Public Interest Groups Sue FDA Demanding Records on Controversial Animal Growth Drugs Under Freedom of Information ActPosted on October 7, 2013
Challenges to Industry Use of Ractopamine and Zilpaterol in Light of Animal Welfare, Food Safety Concerns
For immediate release:
Megan Backus, Animal Legal Defense Fund
Abigail Seiler, Center for Food Safety
SAN FRANCISCO — Today, the Animal Legal Defense Fund (ALDF) and Center for Food Safety (CFS) filed a lawsuit in the U.S. District Court for the Northern District of California against the U.S. Food and Drug Administration (FDA) for withholding records related to the federal agency’s approval of the controversial animal feed additive ractopamine. Widely used in industrial U.S. factory farms, ractopamine is banned in over 100 countries and raises significant animal welfare and food safety concerns. In August 2012, ALDF submitted a public records request to the FDA, seeking records on physiological, psychological, and behavioral effects of ractopamine. Six months later, in February 2013, Center for Food Safety submitted an additional request. Despite serious public concerns about FDA’s approval of the drug, in the more than one year that has lapsed since ALDF’s initial records request, the FDA has produced only outdated data and unreasonably delayed the release of comprehensive records, in violation of the Freedom of Information Act (FOIA). A second suit was filed today by CFS related to the animal drug zilpaterol, a similarly harmful feed additive.

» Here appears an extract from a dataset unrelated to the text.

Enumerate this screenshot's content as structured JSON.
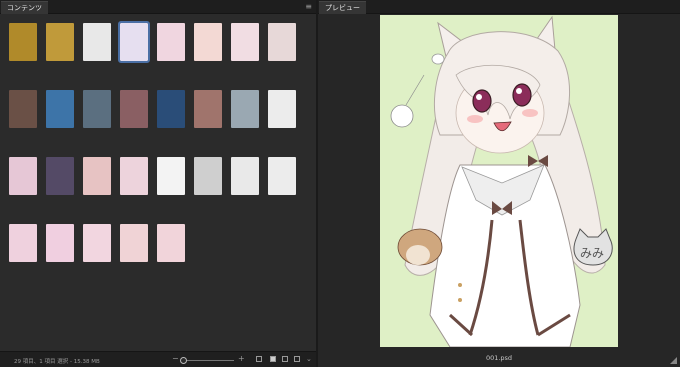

Ractopamine and zilpaterol accelerate weight gain in animals raised for food. Yet ractopamine has also has resulted in more reports of sick or dead pigs than any other livestock drug on the market, and the European Union, China, Taiwan, and Russia ban or restrict the drug. Ractopamine effects may include toxicity; behavioral changes; and cardiovascular, musculoskeletal, reproductive, and endocrine problems. It is also associated with high stress levels in animals, “downer” or lame animals, hyperactivity, broken limbs, hoof lesions, and death. Zilpaterol has been linked to animals becoming reluctant to move, walking gingerly, and showing signs of lameness. On August 7, 2013, Tyson Foods, Inc. announced that as of September 6, 2013, it would no longer accept cattle fed the animal drug Zilmax, the trade name for zilpaterol.
“Countless pigs, turkeys, and cows have suffered—and continue to suffer—needlessly from these dangerous drugs,” says Stephen Wells, executive director of the Animal Legal Defense Fund. “The FDA has an obligation to provide access to records which likely have dire animal welfare and public health implications.”
“FDA’s illegal delay is deeply troubling. The human health effects of eating meat with traces of these drugs are not well known, and the data we do have is alarming. The American people have a right to know what they are eating. What does the FDA have to hide?” said Paige Tomaselli, senior attorney with Center for Food Safety.
Copies of the FOIA records requests and lawsuits are available upon request.
About the Animal Legal Defense Fund
ALDF was founded in 1979 with the unique mission of protecting the lives and advancing the interests of animals through the legal system. For more information, please visit aldf.org.
About Center for Food Safety
Center for Food Safety is a national, non-profit, membership organization founded in 1997 to protect human health and the environment by curbing the use of harmful food production technologies and by promoting organic and other forms of sustainable agriculture. CFS maintains offices in Washington, D.C., San Francisco, California and Portland, Oregon. More information can be found at www.centerforfoodsafety.org.